Who's in Charge, Here?
A lot of ink is being spilled over John Kerry's bumbling delivery of a lame joke, and it's given the Repubs an excuse to divert attention from their own culpability on the war in Iraq. Kerry went on Imus this morning to apologize, but in the meantime we've got a real example of disrespecting the troops that's not getting near the same exposure.
A U.S. soldier was kidnaped last week in Baghdad, and U.S. forces had instituted a blockade and checkpoints in the Sadr City area to help search for him. That's caused some inconvenience for the Shiites who live there, and yesterday Prime Minister Nuri Kamal al-Maliki demanded that the checkpoints be dismantled. According to The New York Times, American commanders were caught off guard by the demand, but they soon acquiesced. The Washington Post describes Sadr City as "the base of the country's most feared militia, the Mahdi Army, which answers to Shiite cleric Moqtada al-Sadr. Sadr's strongly anti-American bloc is the largest in the Shiite governing coalition and was instrumental in making Maliki prime minister five months ago." So it shouldn't be hard to guess where the pressure on Maliki might've come from.
This seems like a huge story, the American military being told how they can keep order and search for their missing soldiers by Iraqi insurgents. And I've already linked to two major newspaper sources, but how is this being covered on TV? After searching, I found a story at CNN blandly headlined " Iraq's Prime Minister Eases Security Around Sadr City." I had a hard time finding the story on FOX's site, too, but at least when I did they had an accurate headline: "U.S. Forces Dismantle Baghdad Checkpoints on PM Al-Maliki's Orders." But where's the wall-to-wall coverage to match that for Kerry's gaffe?

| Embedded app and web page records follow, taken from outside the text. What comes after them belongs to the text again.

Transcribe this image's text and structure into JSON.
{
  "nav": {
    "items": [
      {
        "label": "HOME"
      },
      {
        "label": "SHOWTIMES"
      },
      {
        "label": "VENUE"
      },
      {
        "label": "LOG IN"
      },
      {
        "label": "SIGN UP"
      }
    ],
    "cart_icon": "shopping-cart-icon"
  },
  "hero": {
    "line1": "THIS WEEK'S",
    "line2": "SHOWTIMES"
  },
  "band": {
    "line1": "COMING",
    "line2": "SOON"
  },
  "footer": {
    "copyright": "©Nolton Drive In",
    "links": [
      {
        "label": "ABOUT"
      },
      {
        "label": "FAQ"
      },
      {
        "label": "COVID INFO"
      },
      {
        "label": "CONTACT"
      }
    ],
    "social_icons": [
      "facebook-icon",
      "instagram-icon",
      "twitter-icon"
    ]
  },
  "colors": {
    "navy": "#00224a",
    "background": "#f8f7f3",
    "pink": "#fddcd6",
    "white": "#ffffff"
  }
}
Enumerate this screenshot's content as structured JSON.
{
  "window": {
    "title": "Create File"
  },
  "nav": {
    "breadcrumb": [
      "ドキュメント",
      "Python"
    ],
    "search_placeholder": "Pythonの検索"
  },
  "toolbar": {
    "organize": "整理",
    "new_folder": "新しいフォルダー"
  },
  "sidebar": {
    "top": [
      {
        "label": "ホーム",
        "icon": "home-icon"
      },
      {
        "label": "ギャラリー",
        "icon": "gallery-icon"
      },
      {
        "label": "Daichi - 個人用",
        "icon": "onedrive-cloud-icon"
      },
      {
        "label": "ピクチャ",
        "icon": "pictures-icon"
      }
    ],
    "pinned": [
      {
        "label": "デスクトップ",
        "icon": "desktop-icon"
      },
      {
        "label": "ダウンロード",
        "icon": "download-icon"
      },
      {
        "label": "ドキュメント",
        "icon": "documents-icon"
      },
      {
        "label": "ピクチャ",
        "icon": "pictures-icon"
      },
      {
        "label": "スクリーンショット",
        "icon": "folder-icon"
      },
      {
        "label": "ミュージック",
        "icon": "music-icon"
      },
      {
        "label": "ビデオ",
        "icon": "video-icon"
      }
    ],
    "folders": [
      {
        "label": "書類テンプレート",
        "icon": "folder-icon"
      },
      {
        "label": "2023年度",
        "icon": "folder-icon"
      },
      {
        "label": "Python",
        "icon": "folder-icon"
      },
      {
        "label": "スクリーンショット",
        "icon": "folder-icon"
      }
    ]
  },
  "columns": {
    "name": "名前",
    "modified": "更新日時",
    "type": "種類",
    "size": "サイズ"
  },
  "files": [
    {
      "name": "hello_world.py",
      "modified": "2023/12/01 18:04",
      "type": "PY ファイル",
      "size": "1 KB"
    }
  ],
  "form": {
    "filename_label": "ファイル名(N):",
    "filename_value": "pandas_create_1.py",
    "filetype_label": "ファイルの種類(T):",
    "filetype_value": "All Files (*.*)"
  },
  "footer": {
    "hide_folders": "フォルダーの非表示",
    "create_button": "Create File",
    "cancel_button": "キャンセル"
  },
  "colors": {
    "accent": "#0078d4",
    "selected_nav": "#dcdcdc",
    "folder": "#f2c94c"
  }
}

Is Bush aware that the Iraqi PM is issuing orders to his troops? If not, why not? If so, is he complicit--does this have his OK?

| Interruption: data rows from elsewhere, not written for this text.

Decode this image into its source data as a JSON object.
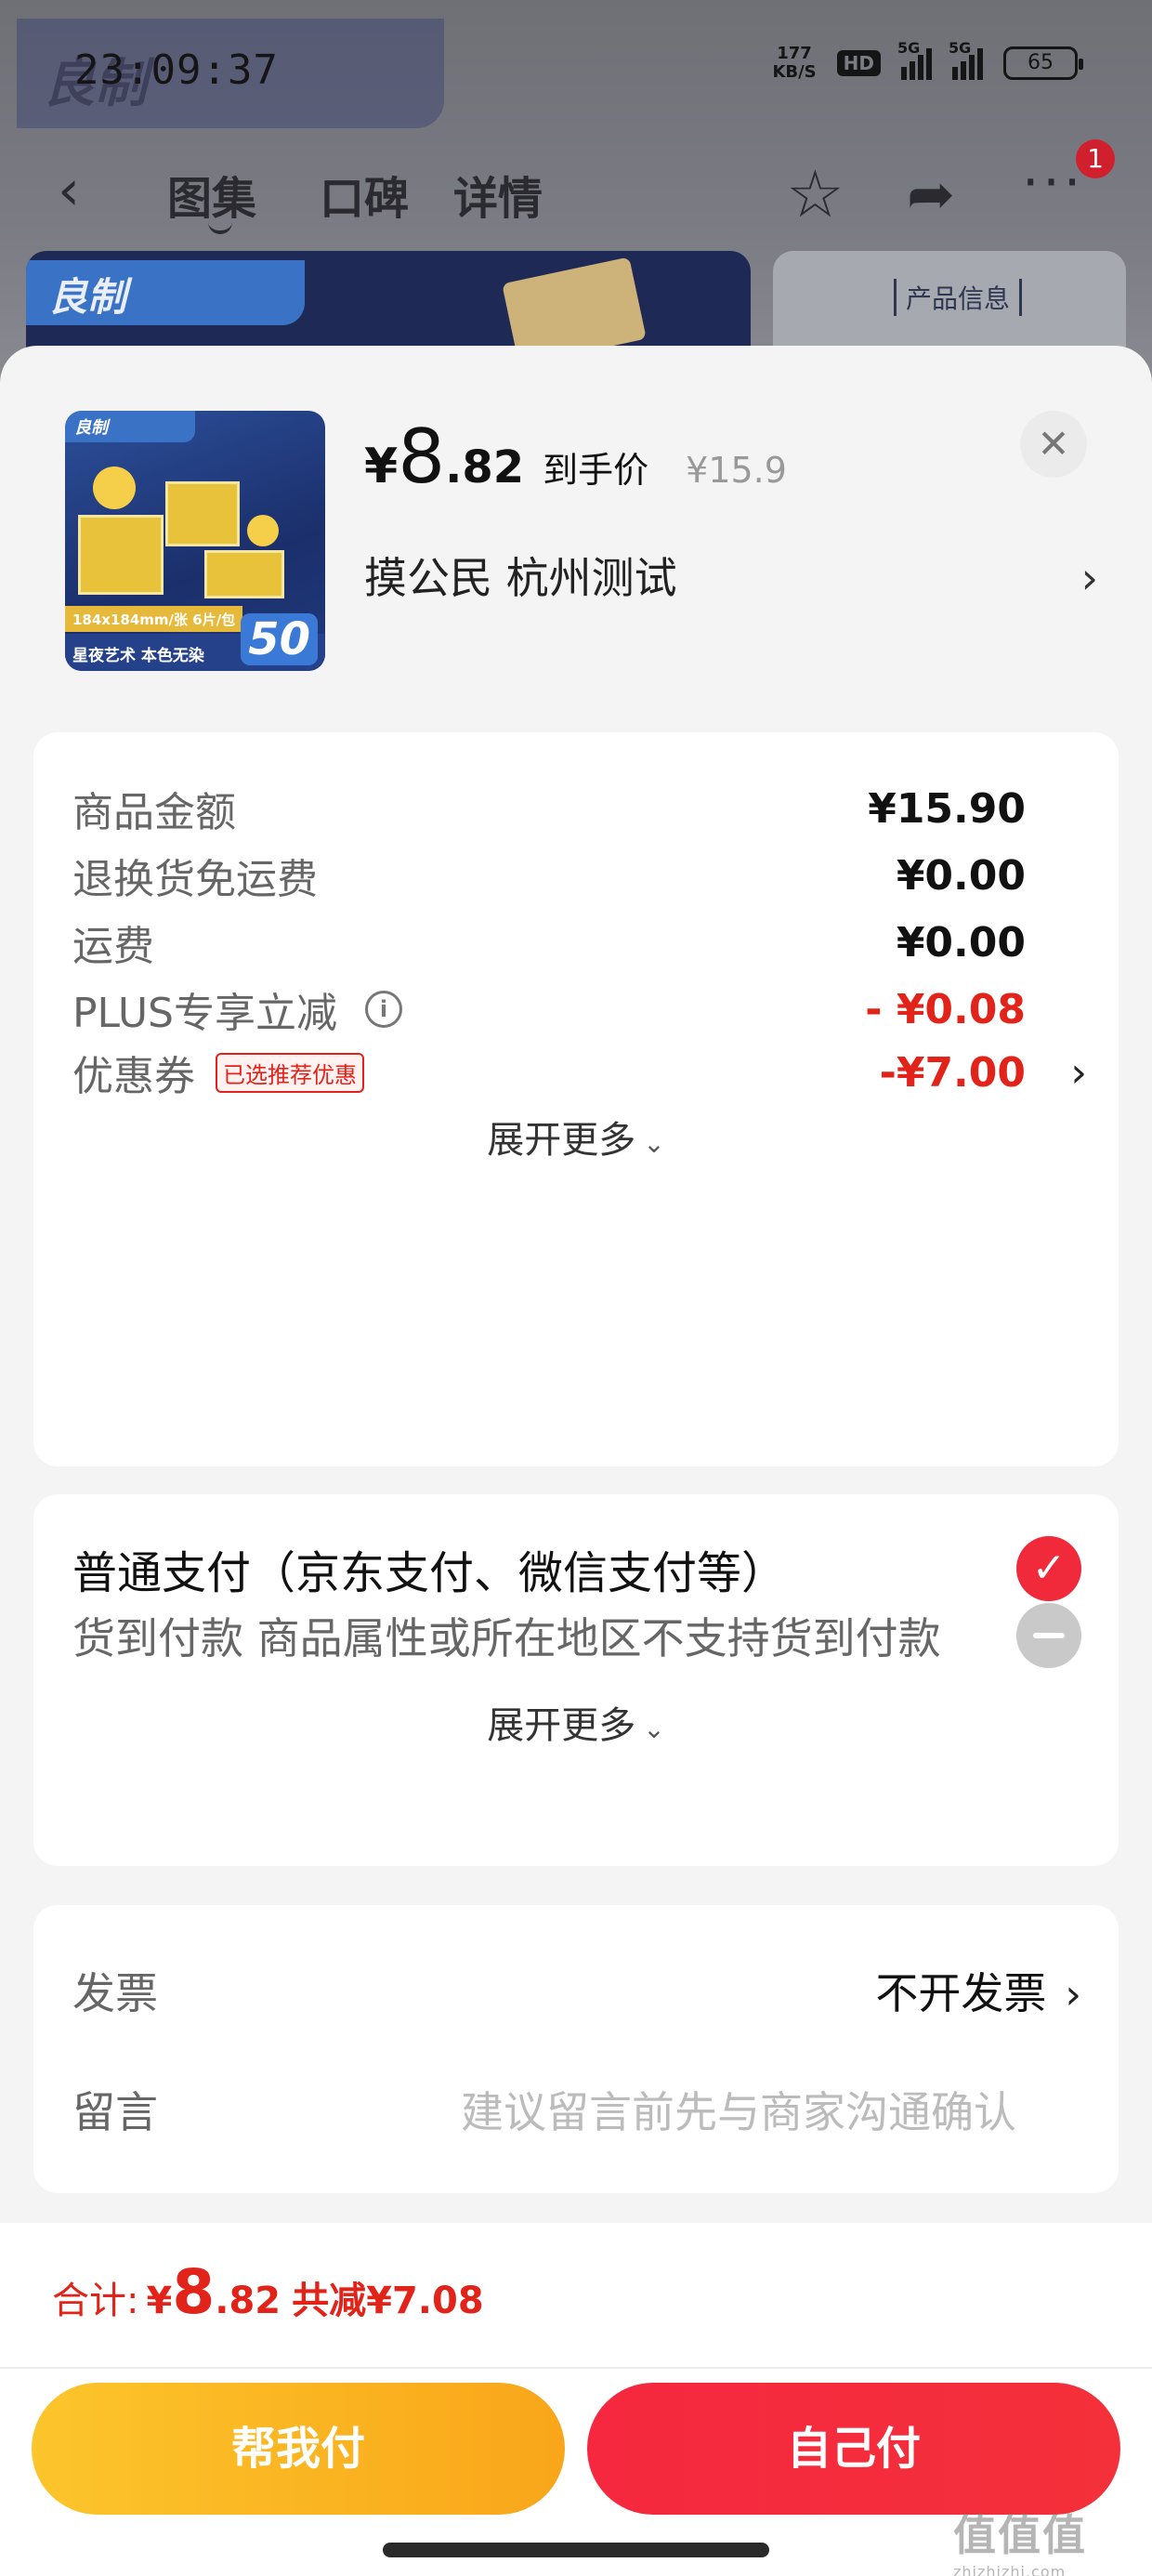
{
  "status_bar": {
    "time": "23:09:37",
    "net_speed_value": "177",
    "net_speed_unit": "KB/S",
    "hd_label": "HD",
    "signal1_label": "5G",
    "signal2_label": "5G",
    "battery": "65"
  },
  "background_page": {
    "tabs": [
      "图集",
      "口碑",
      "详情"
    ],
    "notification_count": "1",
    "info_card_label": "产品信息",
    "brand_logo_text": "良制"
  },
  "product": {
    "thumb": {
      "brand": "良制",
      "size_text": "184x184mm/张 6片/包",
      "caption": "星夜艺术 本色无染",
      "count": "50"
    },
    "price_currency": "¥",
    "price_integer": "8",
    "price_decimal": ".82",
    "price_label": "到手价",
    "original_price": "¥15.9",
    "address": "摸公民  杭州测试"
  },
  "price_details": {
    "rows": [
      {
        "label": "商品金额",
        "value": "¥15.90"
      },
      {
        "label": "退换货免运费",
        "value": "¥0.00"
      },
      {
        "label": "运费",
        "value": "¥0.00"
      },
      {
        "label": "PLUS专享立减",
        "value": "- ¥0.08"
      },
      {
        "label": "优惠券",
        "value": "-¥7.00",
        "tag": "已选推荐优惠"
      }
    ],
    "expand_label": "展开更多"
  },
  "payment": {
    "options": [
      {
        "label": "普通支付（京东支付、微信支付等）",
        "selected": true
      },
      {
        "label": "货到付款 商品属性或所在地区不支持货到付款",
        "disabled": true
      }
    ],
    "expand_label": "展开更多"
  },
  "extra": {
    "invoice_label": "发票",
    "invoice_value": "不开发票",
    "message_label": "留言",
    "message_placeholder": "建议留言前先与商家沟通确认"
  },
  "footer": {
    "total_label": "合计:",
    "total_currency": "¥",
    "total_integer": "8",
    "total_decimal": ".82",
    "total_saved": "共减¥7.08",
    "help_pay_label": "帮我付",
    "self_pay_label": "自己付"
  },
  "watermark": {
    "glyphs": "值值值",
    "url": "zhizhizhi.com"
  },
  "colors": {
    "accent_red": "#e2231a",
    "pay_yellow": "#fcc52b",
    "pay_red": "#f5283f"
  }
}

If they want to focus their time on charges of disrespecting the troops, they're ignoring a prime example.